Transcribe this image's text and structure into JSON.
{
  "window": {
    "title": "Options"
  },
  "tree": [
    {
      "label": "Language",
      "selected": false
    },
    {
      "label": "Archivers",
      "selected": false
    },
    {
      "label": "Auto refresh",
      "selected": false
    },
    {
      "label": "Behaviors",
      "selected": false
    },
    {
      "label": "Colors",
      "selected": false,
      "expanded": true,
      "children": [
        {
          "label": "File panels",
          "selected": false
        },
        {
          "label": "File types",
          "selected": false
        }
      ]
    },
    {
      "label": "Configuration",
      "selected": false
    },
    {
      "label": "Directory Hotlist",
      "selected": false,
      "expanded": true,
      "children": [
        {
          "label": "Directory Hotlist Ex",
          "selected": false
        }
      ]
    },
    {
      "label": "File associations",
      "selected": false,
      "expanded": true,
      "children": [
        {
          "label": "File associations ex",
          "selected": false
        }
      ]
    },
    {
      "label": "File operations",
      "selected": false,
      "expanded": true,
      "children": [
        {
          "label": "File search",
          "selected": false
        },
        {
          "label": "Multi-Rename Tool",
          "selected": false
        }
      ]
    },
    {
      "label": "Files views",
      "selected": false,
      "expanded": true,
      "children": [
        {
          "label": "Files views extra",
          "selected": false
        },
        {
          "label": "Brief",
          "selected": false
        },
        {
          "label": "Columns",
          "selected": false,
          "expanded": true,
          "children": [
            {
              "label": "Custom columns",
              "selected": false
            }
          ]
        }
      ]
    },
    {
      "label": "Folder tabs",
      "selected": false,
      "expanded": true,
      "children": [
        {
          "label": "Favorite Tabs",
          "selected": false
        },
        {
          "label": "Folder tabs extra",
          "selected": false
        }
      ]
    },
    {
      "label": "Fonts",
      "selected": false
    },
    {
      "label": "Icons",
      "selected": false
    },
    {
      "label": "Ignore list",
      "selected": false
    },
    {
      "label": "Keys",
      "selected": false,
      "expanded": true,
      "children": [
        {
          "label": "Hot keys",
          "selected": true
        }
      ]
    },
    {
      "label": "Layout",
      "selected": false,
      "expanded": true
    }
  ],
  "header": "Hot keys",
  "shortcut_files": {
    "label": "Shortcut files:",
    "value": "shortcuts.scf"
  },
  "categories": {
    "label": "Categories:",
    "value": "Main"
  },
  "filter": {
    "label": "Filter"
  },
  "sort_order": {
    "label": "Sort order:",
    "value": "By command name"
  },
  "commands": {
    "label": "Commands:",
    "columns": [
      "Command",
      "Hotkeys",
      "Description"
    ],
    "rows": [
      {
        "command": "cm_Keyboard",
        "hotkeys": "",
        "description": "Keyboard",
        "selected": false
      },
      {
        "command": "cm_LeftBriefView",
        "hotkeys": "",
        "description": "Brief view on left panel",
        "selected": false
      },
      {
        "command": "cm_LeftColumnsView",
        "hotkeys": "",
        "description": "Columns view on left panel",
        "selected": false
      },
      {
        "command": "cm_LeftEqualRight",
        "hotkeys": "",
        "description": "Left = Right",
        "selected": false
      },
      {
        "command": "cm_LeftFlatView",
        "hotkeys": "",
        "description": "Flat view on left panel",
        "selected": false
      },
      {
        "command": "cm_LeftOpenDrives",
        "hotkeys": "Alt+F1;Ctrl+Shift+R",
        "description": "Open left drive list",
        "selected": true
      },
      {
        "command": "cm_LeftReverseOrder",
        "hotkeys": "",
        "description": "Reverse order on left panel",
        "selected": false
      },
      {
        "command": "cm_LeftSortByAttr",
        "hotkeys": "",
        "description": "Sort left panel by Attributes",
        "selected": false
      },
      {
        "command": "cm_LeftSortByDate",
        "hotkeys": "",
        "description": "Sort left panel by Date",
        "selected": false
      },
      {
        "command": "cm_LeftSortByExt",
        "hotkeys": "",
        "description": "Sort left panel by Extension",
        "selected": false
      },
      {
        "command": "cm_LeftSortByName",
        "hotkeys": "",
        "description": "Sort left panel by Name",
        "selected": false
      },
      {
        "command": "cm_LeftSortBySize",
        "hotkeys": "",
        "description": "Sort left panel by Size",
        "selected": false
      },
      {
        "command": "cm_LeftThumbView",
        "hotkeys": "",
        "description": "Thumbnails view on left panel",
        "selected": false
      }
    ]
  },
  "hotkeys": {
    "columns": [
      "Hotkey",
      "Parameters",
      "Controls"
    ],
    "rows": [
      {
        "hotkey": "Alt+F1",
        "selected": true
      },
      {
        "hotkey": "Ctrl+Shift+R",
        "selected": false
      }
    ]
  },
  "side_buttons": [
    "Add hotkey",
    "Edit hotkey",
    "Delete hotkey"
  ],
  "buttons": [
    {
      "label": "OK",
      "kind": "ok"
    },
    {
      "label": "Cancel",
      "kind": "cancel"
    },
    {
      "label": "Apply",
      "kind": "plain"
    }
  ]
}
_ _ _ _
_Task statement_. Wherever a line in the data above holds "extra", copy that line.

_Task response_.
          "label": "Files views extra",
          "label": "Folder tabs extra",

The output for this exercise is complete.